I was going through my fabrics, looking for some scrap to help frame up some embroidery, when I came across some old ice dyed fabrics I made a while ago and was struck by how nice they were. What is also very rewarding about ice dyeing is that it is very straightforward to do and, if you want to, you can just prep things somewhat arbitrarily and enjoy the ‘randomness’ of the results.
One of the nice things about being in Switzerland, as well as the beautiful scenery, perfect trains and wonderful cheese, is the number of Bernina stores dotted about the place. Some of them are in surprising places, it often feels like you’ll see one in every small village, but they are usually excellent haberdasheries as well as sewing machine technology wonderlands.
I love making these fabric boxes. It’s great having a project where you get a nice big square area to do some free motion quilting over and they’re a relatively simple pattern overall. This is the third of these boxes I’ve made – you can see my first and second attempts here and for this one I really wanted to focus on the free motion quilting for it.
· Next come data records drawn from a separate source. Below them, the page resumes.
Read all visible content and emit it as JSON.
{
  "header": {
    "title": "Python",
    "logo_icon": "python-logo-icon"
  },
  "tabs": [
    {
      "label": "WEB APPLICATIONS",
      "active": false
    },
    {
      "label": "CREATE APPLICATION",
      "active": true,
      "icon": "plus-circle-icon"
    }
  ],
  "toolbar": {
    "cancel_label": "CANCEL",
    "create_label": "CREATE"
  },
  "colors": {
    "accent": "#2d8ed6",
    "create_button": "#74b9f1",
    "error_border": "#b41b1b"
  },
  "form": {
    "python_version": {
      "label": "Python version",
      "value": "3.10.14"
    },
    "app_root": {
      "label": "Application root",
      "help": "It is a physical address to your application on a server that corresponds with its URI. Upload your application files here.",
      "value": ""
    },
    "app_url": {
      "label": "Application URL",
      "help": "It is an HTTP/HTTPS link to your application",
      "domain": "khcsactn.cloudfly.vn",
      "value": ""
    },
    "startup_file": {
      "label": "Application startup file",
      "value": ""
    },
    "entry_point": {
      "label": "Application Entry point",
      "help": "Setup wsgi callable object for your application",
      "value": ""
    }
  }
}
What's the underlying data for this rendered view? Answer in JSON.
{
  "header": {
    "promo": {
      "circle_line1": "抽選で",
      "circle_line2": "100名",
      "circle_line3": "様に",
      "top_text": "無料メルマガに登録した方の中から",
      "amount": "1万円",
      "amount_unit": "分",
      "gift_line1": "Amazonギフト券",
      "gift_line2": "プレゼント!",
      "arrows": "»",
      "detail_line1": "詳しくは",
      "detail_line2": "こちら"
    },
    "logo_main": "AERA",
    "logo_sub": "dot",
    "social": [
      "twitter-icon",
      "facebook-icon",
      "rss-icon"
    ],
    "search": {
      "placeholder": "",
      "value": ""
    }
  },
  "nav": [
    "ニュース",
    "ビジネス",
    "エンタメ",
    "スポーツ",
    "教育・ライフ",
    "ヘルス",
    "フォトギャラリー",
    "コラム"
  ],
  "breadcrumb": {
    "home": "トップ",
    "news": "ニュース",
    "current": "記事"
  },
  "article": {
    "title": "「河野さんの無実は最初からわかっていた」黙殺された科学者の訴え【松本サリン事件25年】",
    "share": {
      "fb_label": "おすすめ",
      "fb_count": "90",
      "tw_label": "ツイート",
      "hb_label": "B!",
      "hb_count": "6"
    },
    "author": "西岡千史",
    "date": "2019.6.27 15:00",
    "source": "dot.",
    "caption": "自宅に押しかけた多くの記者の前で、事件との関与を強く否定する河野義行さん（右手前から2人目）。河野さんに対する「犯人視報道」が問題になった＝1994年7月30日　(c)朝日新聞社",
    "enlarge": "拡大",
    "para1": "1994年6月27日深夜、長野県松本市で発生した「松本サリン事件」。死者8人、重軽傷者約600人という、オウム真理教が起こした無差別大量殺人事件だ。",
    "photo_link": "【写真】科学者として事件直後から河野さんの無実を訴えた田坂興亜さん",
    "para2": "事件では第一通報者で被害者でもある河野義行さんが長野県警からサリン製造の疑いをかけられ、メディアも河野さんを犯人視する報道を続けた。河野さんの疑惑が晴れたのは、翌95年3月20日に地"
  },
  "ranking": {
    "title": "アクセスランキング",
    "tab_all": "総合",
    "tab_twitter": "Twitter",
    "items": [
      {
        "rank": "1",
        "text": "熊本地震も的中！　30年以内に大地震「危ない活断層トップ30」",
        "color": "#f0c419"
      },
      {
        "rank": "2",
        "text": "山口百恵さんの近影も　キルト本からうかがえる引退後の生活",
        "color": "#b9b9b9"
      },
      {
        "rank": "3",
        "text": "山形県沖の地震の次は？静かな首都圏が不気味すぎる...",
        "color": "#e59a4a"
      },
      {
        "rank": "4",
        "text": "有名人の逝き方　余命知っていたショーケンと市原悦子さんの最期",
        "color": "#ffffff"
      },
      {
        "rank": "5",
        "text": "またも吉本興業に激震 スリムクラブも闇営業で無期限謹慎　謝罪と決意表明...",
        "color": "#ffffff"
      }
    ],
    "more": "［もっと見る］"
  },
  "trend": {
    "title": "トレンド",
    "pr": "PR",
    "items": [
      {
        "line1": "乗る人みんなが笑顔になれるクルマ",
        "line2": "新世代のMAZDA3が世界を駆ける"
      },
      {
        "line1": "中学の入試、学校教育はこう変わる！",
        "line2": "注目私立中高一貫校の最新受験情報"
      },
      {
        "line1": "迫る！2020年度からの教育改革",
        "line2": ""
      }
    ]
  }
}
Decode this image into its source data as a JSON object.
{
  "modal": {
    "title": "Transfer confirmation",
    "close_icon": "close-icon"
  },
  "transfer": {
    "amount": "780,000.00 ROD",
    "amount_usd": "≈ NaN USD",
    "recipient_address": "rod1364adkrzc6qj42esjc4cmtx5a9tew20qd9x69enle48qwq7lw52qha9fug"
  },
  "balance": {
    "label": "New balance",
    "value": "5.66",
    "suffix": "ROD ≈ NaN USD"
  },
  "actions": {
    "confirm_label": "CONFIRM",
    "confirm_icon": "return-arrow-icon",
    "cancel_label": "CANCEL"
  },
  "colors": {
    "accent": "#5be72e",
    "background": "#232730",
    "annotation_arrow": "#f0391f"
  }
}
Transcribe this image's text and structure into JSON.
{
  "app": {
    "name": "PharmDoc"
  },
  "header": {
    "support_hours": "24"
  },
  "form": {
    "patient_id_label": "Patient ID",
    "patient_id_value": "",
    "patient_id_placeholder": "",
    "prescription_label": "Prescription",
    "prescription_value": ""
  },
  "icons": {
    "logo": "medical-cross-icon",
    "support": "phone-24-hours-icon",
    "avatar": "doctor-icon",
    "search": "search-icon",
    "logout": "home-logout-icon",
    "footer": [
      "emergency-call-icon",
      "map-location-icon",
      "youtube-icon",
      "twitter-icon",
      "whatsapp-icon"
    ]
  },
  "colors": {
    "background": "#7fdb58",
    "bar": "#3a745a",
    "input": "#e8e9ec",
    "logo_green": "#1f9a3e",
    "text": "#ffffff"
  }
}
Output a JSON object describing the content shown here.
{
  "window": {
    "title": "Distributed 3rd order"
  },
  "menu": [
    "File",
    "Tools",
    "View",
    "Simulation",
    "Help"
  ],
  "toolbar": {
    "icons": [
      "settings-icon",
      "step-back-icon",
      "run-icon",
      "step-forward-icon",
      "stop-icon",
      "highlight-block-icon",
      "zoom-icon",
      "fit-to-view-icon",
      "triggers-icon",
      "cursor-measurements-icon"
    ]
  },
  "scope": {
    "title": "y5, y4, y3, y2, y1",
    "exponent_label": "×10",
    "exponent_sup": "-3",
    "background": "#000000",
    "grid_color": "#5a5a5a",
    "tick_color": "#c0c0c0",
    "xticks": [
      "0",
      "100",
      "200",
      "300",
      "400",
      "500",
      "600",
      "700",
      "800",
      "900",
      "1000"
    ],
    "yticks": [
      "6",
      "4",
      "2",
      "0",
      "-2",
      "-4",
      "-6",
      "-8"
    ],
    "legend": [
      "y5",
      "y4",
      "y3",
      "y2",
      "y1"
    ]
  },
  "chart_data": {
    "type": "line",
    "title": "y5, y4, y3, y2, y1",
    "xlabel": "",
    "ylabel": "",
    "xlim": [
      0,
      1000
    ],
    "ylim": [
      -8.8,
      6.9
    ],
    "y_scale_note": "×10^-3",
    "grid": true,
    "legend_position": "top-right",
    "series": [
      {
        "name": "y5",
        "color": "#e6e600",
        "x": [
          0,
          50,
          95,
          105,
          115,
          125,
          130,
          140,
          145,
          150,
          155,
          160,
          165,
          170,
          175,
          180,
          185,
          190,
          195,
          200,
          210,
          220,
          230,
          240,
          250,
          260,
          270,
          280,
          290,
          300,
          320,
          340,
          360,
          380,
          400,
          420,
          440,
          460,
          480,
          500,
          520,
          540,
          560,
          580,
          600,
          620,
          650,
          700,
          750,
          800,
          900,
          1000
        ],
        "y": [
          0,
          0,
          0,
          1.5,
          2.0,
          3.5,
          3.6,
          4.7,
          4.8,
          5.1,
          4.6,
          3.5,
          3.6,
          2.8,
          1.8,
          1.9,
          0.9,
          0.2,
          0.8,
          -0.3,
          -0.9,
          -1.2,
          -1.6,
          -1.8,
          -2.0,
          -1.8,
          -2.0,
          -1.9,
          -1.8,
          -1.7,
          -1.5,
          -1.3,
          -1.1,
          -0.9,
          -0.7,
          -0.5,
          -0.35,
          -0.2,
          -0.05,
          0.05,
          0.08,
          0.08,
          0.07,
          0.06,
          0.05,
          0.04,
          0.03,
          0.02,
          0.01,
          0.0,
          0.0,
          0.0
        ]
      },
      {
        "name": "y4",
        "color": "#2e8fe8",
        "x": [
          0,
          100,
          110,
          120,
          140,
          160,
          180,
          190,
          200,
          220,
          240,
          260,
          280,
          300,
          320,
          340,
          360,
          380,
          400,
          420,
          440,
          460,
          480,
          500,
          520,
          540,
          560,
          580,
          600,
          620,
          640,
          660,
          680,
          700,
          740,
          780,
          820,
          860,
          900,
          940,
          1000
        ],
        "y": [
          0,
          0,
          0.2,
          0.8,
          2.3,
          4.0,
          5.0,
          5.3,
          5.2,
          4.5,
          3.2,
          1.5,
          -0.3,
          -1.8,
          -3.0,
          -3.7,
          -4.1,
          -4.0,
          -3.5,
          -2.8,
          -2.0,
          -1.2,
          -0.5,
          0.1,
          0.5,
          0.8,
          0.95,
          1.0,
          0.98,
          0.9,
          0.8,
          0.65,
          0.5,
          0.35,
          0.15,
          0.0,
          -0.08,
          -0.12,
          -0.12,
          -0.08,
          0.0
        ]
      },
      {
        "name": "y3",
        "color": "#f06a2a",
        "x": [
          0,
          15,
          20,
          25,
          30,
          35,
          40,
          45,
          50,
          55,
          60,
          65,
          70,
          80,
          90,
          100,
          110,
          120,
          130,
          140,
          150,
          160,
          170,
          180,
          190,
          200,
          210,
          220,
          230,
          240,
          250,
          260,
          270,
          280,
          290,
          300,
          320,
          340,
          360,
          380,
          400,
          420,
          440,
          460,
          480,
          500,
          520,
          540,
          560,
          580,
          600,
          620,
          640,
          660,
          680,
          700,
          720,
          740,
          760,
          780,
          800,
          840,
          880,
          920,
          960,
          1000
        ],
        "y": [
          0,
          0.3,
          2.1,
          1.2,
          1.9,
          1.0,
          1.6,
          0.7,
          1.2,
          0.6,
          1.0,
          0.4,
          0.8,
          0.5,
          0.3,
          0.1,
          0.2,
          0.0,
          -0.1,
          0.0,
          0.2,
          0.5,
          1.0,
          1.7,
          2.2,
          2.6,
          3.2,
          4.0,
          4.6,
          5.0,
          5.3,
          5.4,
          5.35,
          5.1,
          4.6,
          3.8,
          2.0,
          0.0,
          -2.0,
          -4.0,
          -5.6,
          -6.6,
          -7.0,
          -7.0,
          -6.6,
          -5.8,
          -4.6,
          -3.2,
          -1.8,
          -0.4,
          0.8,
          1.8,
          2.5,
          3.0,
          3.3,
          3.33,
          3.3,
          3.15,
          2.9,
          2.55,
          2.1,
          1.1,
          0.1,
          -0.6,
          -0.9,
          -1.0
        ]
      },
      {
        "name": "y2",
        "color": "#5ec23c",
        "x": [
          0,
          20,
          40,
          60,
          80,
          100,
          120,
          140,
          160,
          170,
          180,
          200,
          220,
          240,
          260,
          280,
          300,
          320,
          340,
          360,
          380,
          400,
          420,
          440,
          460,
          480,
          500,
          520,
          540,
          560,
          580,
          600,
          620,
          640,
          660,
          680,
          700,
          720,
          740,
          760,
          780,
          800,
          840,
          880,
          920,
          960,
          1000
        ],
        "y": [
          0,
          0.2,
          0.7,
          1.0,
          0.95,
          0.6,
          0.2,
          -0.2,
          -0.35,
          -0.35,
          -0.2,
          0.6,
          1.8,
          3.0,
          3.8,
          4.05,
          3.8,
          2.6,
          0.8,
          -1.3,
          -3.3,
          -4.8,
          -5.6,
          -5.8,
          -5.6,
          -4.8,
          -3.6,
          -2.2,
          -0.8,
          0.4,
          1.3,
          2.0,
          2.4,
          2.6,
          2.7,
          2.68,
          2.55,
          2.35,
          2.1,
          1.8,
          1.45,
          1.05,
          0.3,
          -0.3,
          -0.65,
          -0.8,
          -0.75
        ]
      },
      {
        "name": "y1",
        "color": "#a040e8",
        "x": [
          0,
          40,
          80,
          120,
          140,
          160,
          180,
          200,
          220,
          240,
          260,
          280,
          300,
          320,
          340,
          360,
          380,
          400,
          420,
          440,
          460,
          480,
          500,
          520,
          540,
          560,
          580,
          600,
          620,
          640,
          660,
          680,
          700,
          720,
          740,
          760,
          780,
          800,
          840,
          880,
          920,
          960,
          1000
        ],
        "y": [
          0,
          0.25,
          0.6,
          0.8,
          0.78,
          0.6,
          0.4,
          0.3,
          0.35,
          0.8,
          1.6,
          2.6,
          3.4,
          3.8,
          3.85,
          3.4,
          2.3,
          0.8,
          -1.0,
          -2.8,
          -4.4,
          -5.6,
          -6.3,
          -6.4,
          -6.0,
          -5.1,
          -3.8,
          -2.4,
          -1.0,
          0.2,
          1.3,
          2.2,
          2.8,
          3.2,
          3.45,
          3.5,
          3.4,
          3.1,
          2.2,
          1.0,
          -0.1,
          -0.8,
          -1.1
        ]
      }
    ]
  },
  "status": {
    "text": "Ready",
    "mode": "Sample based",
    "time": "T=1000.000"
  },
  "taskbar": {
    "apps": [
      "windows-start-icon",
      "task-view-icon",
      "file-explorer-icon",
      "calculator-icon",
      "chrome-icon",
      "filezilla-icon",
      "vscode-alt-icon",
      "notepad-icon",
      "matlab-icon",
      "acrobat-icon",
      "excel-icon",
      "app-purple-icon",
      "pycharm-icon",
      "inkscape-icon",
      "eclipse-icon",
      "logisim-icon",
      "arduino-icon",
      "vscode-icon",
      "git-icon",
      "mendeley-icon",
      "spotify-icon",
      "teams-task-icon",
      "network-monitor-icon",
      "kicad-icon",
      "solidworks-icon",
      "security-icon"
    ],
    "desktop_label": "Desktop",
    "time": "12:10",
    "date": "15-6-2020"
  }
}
Lyon, to me, is one of the gems of France. It is deservedly famous for the local cuisine, the beauty of the preserved old city, now a UNESCO world heritage site and, even better, for being the historical and modern home of some of the most beautiful silk weaving ever to grace this earth.
Dressmakers often use a calico toile, or mock-up, as a way of checking the fit of a garment. An added bonus is it is a good way of practicing any tricky parts of the construction or identifying any problem areas because you’ve shredded your £20 a metre silk you’ve been cherishing for several years, awaiting the perfect project.